• What the exercise asks: Which lines of the records contain the word "riquadro"? Copy each one.

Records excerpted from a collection
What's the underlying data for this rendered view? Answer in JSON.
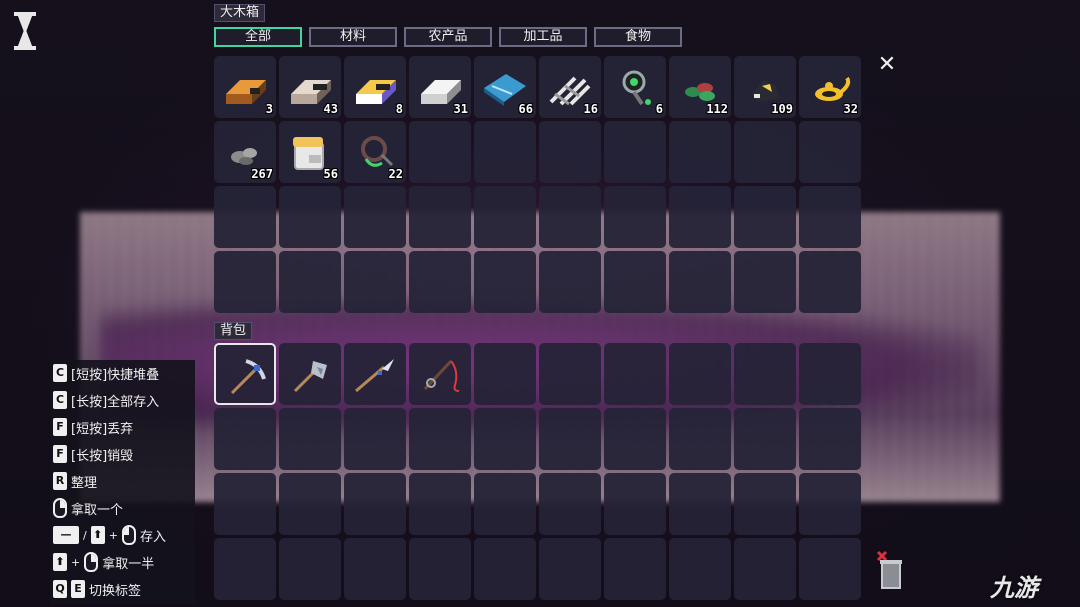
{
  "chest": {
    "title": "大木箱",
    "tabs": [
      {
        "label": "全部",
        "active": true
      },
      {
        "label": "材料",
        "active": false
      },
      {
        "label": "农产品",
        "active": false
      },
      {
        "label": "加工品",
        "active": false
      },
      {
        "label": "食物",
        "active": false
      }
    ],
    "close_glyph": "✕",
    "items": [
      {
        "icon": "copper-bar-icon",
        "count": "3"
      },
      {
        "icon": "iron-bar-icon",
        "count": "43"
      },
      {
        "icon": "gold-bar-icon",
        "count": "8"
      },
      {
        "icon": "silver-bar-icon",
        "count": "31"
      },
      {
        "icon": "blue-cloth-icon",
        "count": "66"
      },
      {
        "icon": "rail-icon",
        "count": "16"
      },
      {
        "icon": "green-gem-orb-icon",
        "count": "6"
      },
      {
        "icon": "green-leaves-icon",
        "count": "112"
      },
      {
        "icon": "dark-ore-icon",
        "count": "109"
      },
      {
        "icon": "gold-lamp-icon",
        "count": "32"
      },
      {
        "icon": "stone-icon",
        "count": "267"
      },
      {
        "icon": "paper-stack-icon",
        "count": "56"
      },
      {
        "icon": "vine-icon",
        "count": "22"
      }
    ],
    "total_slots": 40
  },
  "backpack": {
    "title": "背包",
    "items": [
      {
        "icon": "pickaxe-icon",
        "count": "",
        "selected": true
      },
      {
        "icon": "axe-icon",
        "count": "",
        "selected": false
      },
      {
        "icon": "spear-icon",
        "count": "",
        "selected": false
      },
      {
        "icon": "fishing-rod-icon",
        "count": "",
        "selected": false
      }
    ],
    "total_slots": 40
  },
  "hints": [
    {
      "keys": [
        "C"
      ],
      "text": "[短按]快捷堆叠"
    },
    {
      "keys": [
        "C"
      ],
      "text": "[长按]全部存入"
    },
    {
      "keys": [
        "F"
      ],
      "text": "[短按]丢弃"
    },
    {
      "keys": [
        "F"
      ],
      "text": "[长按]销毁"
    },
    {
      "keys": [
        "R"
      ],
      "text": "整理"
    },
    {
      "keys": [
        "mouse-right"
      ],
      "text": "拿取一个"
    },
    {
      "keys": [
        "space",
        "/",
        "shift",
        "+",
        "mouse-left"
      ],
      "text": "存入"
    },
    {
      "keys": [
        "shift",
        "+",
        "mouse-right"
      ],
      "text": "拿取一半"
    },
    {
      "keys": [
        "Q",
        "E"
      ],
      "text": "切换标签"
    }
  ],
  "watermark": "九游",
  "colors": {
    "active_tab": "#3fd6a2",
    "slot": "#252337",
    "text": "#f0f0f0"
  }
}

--

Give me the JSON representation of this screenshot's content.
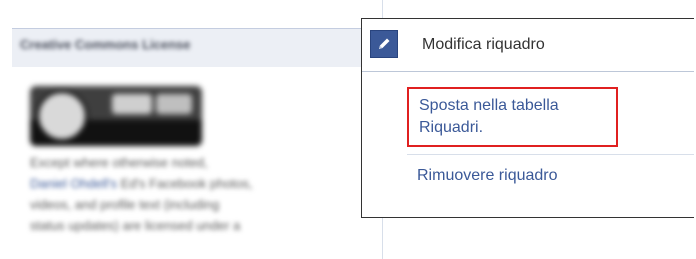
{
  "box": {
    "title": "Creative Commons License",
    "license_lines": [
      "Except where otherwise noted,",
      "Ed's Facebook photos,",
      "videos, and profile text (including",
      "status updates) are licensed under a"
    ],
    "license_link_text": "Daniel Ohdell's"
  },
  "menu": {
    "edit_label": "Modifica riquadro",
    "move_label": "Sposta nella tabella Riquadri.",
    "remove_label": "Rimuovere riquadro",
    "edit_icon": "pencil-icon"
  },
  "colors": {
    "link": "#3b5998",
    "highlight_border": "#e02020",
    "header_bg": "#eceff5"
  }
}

• Result for this task:
    "edit_label": "Modifica riquadro",
    "remove_label": "Rimuovere riquadro",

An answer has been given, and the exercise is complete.